In most unfair dismissal cases though, reinstatement isn’t realistic or practical, so a payout is made to the employee.
What is the maximum unfair dismissal payout?
Where a compensation is awarded instead of reinstatement, it is capped at the lesser of six months’ pay, or half of the current unfair dismissal high income threshold, which is $148,700 as of July 1 2019.
The maximum amount of compensation that can be rewarded is $74,350.
What are unfair dismissal payouts based on?
Compensation will only be ordered if considered to be appropriate by the Fair Work Commission. Compensation is based in a five-step process for calculating an Unfair Dismissal Payout.
Those five considerations are:
- Estimate the remuneration the employee would have received or would have been likely to receive if the employment had not been dismissed
- Deduct remuneration earned by the employee since their dismissal
- Deduct contingencies
- Consider taxation
- Assess the figure against the compensation cap
This is the five-step process for calculating an Unfair Dismissal payout. The formula is set out in Sprigg v Paul’s Licensed Festival Supermarket (The Sprigg formula). Calculating compensation can also be found in s393(2) of the Fair Work Act.
Compensation will only be ordered if considered appropriate by the Fair Work Commission, and reinstatement isn’t possible. Compensation cannot be awarded for shock, distress or humiliation, or other analogous hurt, caused to a dismissed employee by the manner of the person’s dismissal.
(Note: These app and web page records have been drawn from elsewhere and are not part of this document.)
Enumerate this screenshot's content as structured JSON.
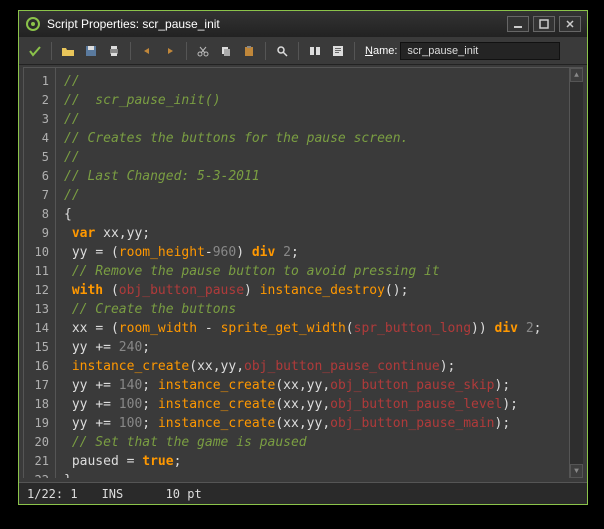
{
  "titlebar": {
    "title": "Script Properties: scr_pause_init"
  },
  "toolbar": {
    "name_label": "Name:",
    "name_value": "scr_pause_init"
  },
  "gutter": {
    "lines": 22
  },
  "code_lines": [
    {
      "t": "cmt",
      "text": "//"
    },
    {
      "t": "cmt",
      "text": "//  scr_pause_init()"
    },
    {
      "t": "cmt",
      "text": "//"
    },
    {
      "t": "cmt",
      "text": "// Creates the buttons for the pause screen."
    },
    {
      "t": "cmt",
      "text": "//"
    },
    {
      "t": "cmt",
      "text": "// Last Changed: 5-3-2011"
    },
    {
      "t": "cmt",
      "text": "//"
    },
    {
      "t": "raw",
      "html": "<span class='c-sym'>{</span>"
    },
    {
      "t": "raw",
      "html": " <span class='c-kw'>var</span> <span class='c-var'>xx,yy;</span>"
    },
    {
      "t": "raw",
      "html": " <span class='c-var'>yy</span> <span class='c-op'>=</span> <span class='c-op'>(</span><span class='c-fn'>room_height</span><span class='c-op'>-</span><span class='c-num'>960</span><span class='c-op'>)</span> <span class='c-kw'>div</span> <span class='c-num'>2</span><span class='c-op'>;</span>"
    },
    {
      "t": "raw",
      "html": " <span class='c-cmt'>// Remove the pause button to avoid pressing it</span>"
    },
    {
      "t": "raw",
      "html": " <span class='c-kw'>with</span> <span class='c-op'>(</span><span class='c-obj'>obj_button_pause</span><span class='c-op'>)</span> <span class='c-fn'>instance_destroy</span><span class='c-op'>();</span>"
    },
    {
      "t": "raw",
      "html": " <span class='c-cmt'>// Create the buttons</span>"
    },
    {
      "t": "raw",
      "html": " <span class='c-var'>xx</span> <span class='c-op'>=</span> <span class='c-op'>(</span><span class='c-fn'>room_width</span> <span class='c-op'>-</span> <span class='c-fn'>sprite_get_width</span><span class='c-op'>(</span><span class='c-obj'>spr_button_long</span><span class='c-op'>))</span> <span class='c-kw'>div</span> <span class='c-num'>2</span><span class='c-op'>;</span>"
    },
    {
      "t": "raw",
      "html": " <span class='c-var'>yy</span> <span class='c-op'>+=</span> <span class='c-num'>240</span><span class='c-op'>;</span>"
    },
    {
      "t": "raw",
      "html": " <span class='c-fn'>instance_create</span><span class='c-op'>(</span><span class='c-var'>xx</span><span class='c-op'>,</span><span class='c-var'>yy</span><span class='c-op'>,</span><span class='c-obj'>obj_button_pause_continue</span><span class='c-op'>);</span>"
    },
    {
      "t": "raw",
      "html": " <span class='c-var'>yy</span> <span class='c-op'>+=</span> <span class='c-num'>140</span><span class='c-op'>;</span> <span class='c-fn'>instance_create</span><span class='c-op'>(</span><span class='c-var'>xx</span><span class='c-op'>,</span><span class='c-var'>yy</span><span class='c-op'>,</span><span class='c-obj'>obj_button_pause_skip</span><span class='c-op'>);</span>"
    },
    {
      "t": "raw",
      "html": " <span class='c-var'>yy</span> <span class='c-op'>+=</span> <span class='c-num'>100</span><span class='c-op'>;</span> <span class='c-fn'>instance_create</span><span class='c-op'>(</span><span class='c-var'>xx</span><span class='c-op'>,</span><span class='c-var'>yy</span><span class='c-op'>,</span><span class='c-obj'>obj_button_pause_level</span><span class='c-op'>);</span>"
    },
    {
      "t": "raw",
      "html": " <span class='c-var'>yy</span> <span class='c-op'>+=</span> <span class='c-num'>100</span><span class='c-op'>;</span> <span class='c-fn'>instance_create</span><span class='c-op'>(</span><span class='c-var'>xx</span><span class='c-op'>,</span><span class='c-var'>yy</span><span class='c-op'>,</span><span class='c-obj'>obj_button_pause_main</span><span class='c-op'>);</span>"
    },
    {
      "t": "raw",
      "html": " <span class='c-cmt'>// Set that the game is paused</span>"
    },
    {
      "t": "raw",
      "html": " <span class='c-var'>paused</span> <span class='c-op'>=</span> <span class='c-kw'>true</span><span class='c-op'>;</span>"
    },
    {
      "t": "raw",
      "html": "<span class='c-sym'>}</span>"
    }
  ],
  "statusbar": {
    "position": "1/22: 1",
    "mode": "INS",
    "fontsize": "10 pt"
  },
  "colors": {
    "accent": "#8bc34a",
    "bg": "#3a3a3a",
    "comment": "#7a9e42",
    "keyword": "#ff9800",
    "object": "#b03a3a",
    "number": "#888888"
  }
}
Calculating Unfair Dismissal payouts
1. Estimating remuneration:
The first step for the Commission is to figure out how long the employee would have remained employed if they weren’t dismissed. This is done to calculate the amount of money the employee would have earned had they not been dismissed. The Commission will look at the length of time employed before the dismissal, workplace behaviour and their work history.
This amount sets the basis for which the Commission decides how much compensation to order.
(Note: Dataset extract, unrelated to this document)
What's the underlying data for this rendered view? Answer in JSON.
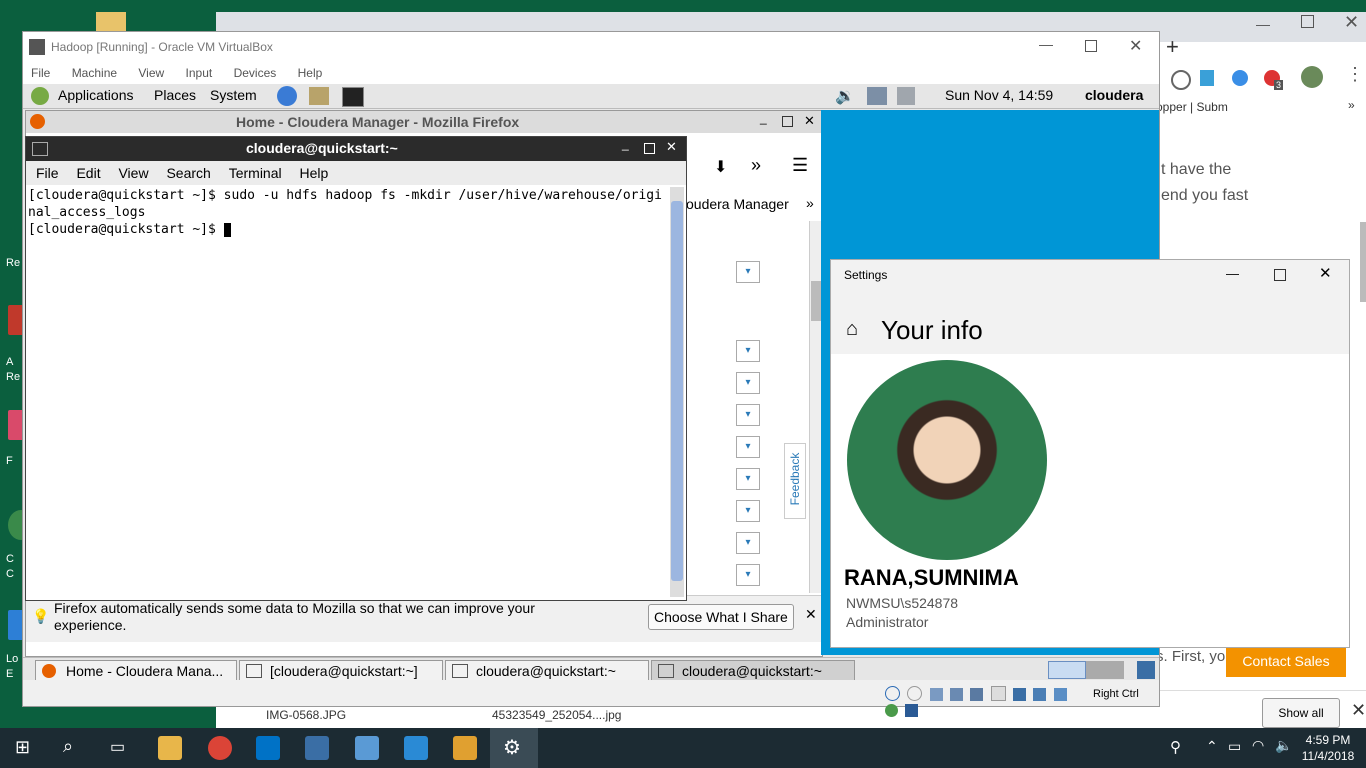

In circumstances where the Commission forms the view that the employee would have stayed in the former job for a number of years then remuneration that would have been received over that period is calculated. This may include long service leave and potential bonuses.
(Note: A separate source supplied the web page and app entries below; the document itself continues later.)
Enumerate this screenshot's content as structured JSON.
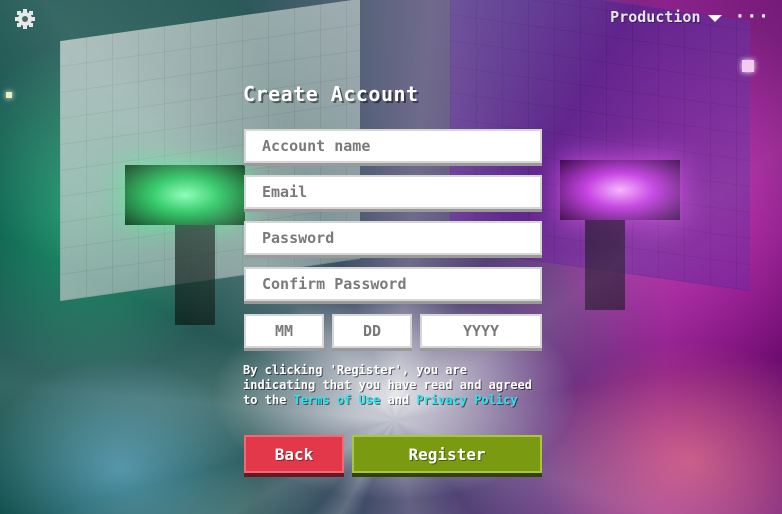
{
  "topbar": {
    "settings_icon": "gear-icon",
    "environment": "Production",
    "environment_dropdown_icon": "caret-down-icon",
    "more_icon": "ellipsis-icon",
    "more_glyph": "···"
  },
  "form": {
    "title": "Create Account",
    "account_name_placeholder": "Account name",
    "email_placeholder": "Email",
    "password_placeholder": "Password",
    "confirm_password_placeholder": "Confirm Password",
    "dob_month_placeholder": "MM",
    "dob_day_placeholder": "DD",
    "dob_year_placeholder": "YYYY"
  },
  "terms": {
    "prefix": "By clicking 'Register', you are indicating that you have read and agreed to the ",
    "terms_link": "Terms of Use",
    "conjunction": " and ",
    "privacy_link": "Privacy Policy"
  },
  "buttons": {
    "back": "Back",
    "register": "Register"
  },
  "colors": {
    "link": "#27e6f0",
    "back_button": "#e2384a",
    "register_button": "#7a9a12"
  }
}
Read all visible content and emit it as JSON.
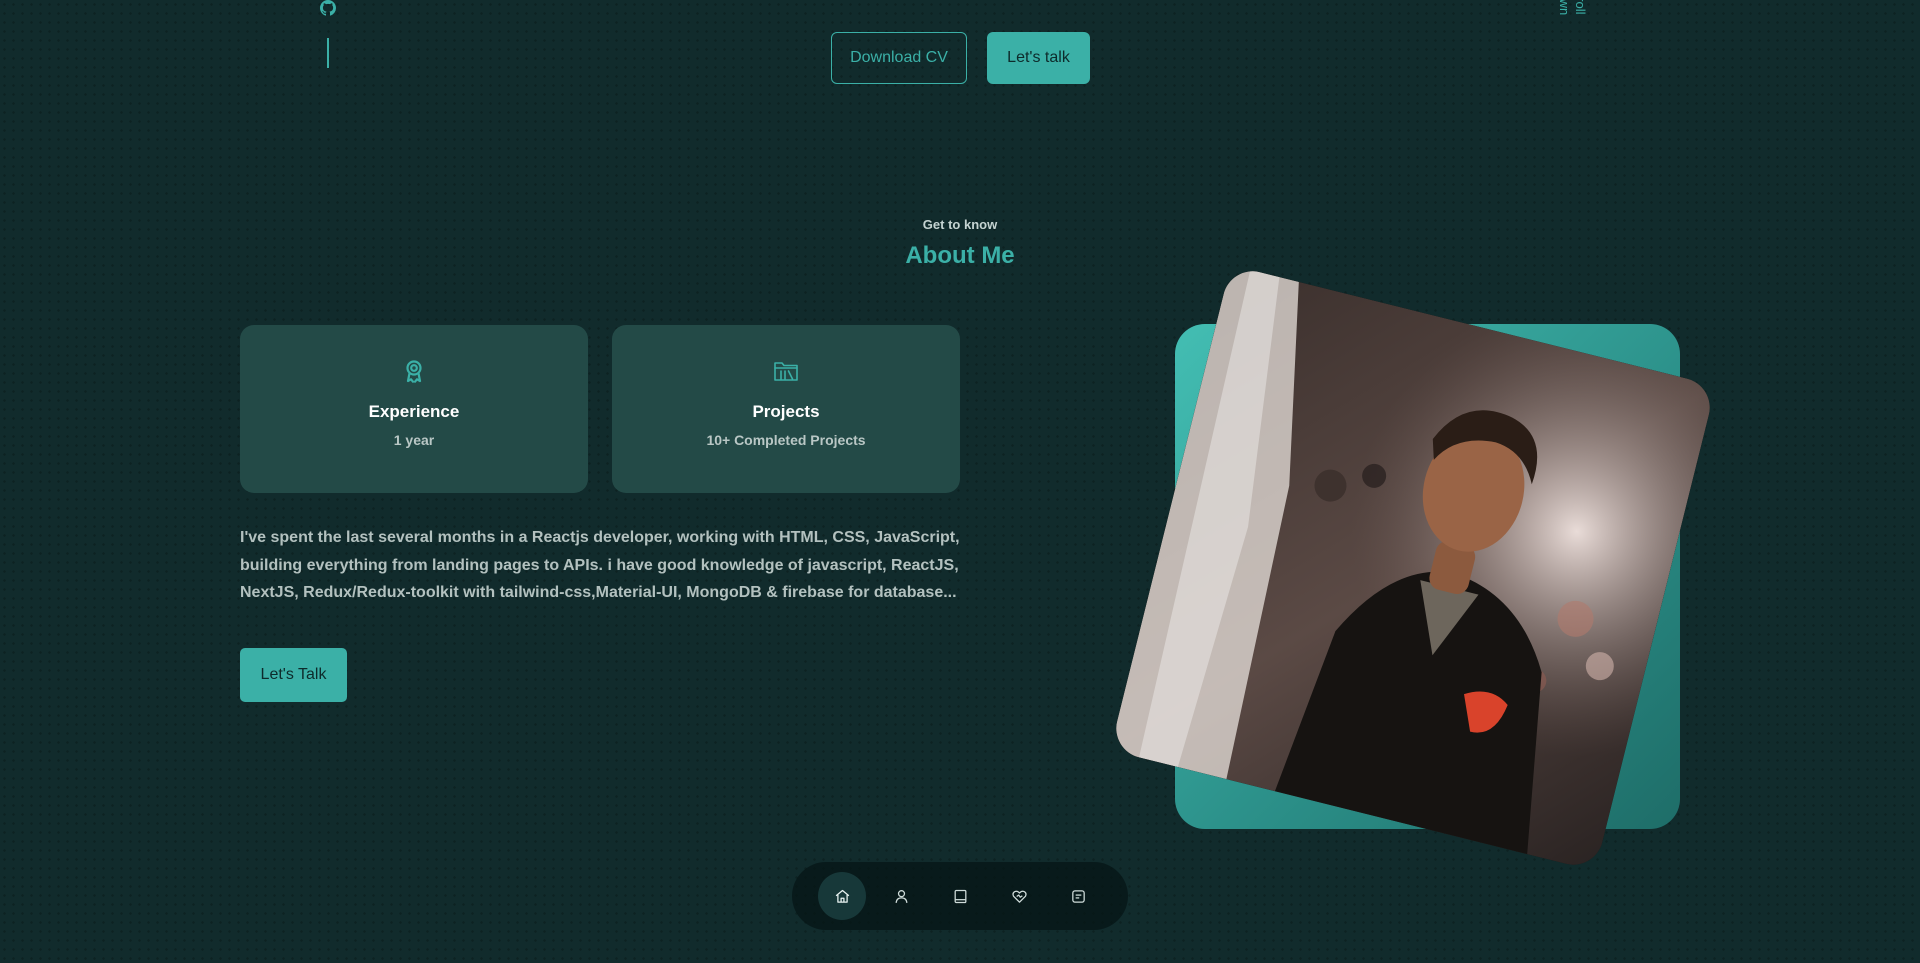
{
  "hero": {
    "download_cv_label": "Download CV",
    "lets_talk_label": "Let's talk",
    "scroll_label": "Scroll Down"
  },
  "about": {
    "subtitle": "Get to know",
    "title": "About Me",
    "cards": [
      {
        "icon": "award-icon",
        "title": "Experience",
        "subtitle": "1 year"
      },
      {
        "icon": "projects-icon",
        "title": "Projects",
        "subtitle": "10+ Completed Projects"
      }
    ],
    "paragraph": "I've spent the last several months in a Reactjs developer, working with HTML, CSS, JavaScript, building everything from landing pages to APIs. i have good knowledge of javascript, ReactJS, NextJS, Redux/Redux-toolkit with tailwind-css,Material-UI, MongoDB & firebase for database...",
    "talk_button_label": "Let's Talk"
  },
  "social": [
    {
      "icon": "github-icon"
    }
  ],
  "nav": {
    "items": [
      {
        "icon": "home-icon",
        "active": true
      },
      {
        "icon": "user-icon",
        "active": false
      },
      {
        "icon": "book-icon",
        "active": false
      },
      {
        "icon": "services-icon",
        "active": false
      },
      {
        "icon": "message-icon",
        "active": false
      }
    ]
  },
  "colors": {
    "background": "#112b2c",
    "accent": "#3bb0a7",
    "card": "#234a47",
    "text_muted": "#b3c1bf"
  }
}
As an employee, you will need to provide some evidence of the amount you were earning, including allowances or consistent over time. It is generally a good idea to retain your payslips, or alternatively, use bank records.
2. Calculating Deductions
The second step is the calculation of any deductions. This is remuneration that is earned in any other forms of employment.
Social security payments are generally not considered to be remuneration. However, Workers’ compensation payments are considered to be remuneration and will be deducted.
Furthermore, the effect of compensation on the employer will be considered when making a deduction. The viability of a business essentially means the ability of the business to continue operating. Deductions can be made when the employer presents evidence of the financial situation and the likely effect of compensation on the viability of the business.
This step involves the deduction of an amount from the total remuneration for situations that may have arisen and which ‘might have brought about some change in the earning capacity or earnings’. This includes possible future economic loss or gain.
If an employee’s misconduct contributed to their dismissal, the amount of compensation ordered will likely be reduced. Misconduct is not limited to the period of employment. It can include activities after the dismissal.
Misconduct may include:
- Breach of workplace health and safety
- Threats towards management or
- Illegal activity.
Efforts to reduce loss
The compensation ordered can be affected by the employees’ steps taken to reduce their loss. This means that the employee has taken reasonable, intentional steps to reduce the effect that the dismissal has on them, such as efforts to find a new job. What is considered reasonable depends on the case circumstances. Employees will need to provide proof of the steps taken to reduce the impact of dismissal.
If you have made an unfair dismissal claim, you cannot claim that the dismissal has caused you a loss if they refused to start a new job with the new employer. Such activity can constitute a failure to reduce loss. However, there are circumstances where failure to reduce loss does not occur due to a re-employment offer:
- refusal of a job that is “worse” than the original in terms of status and/or pay
- refusal of a new position where the employee has lost confidence and/or trust in the workplace or employer.
The compensation amount is reduced by the tax the employee would have paid if they had received the amount as wages, this gives the net amount.
The net amount is then increased by the amount of tax liability on the compensation as ordered. This is usually taxed as an employment termination payment.
5. Compensation Cap
The compensation cap is set in s392(5) of the Fair Work Act. The amount ordered to be paid by the Commission must not exceed the lesser of:
• the total amount of remuneration either received by the person, or to which the person is entitled, for any period of employment with the employer during the 26 weeks immediately before the dismissal, and
• half the amount of the high-income threshold immediately before the dismissal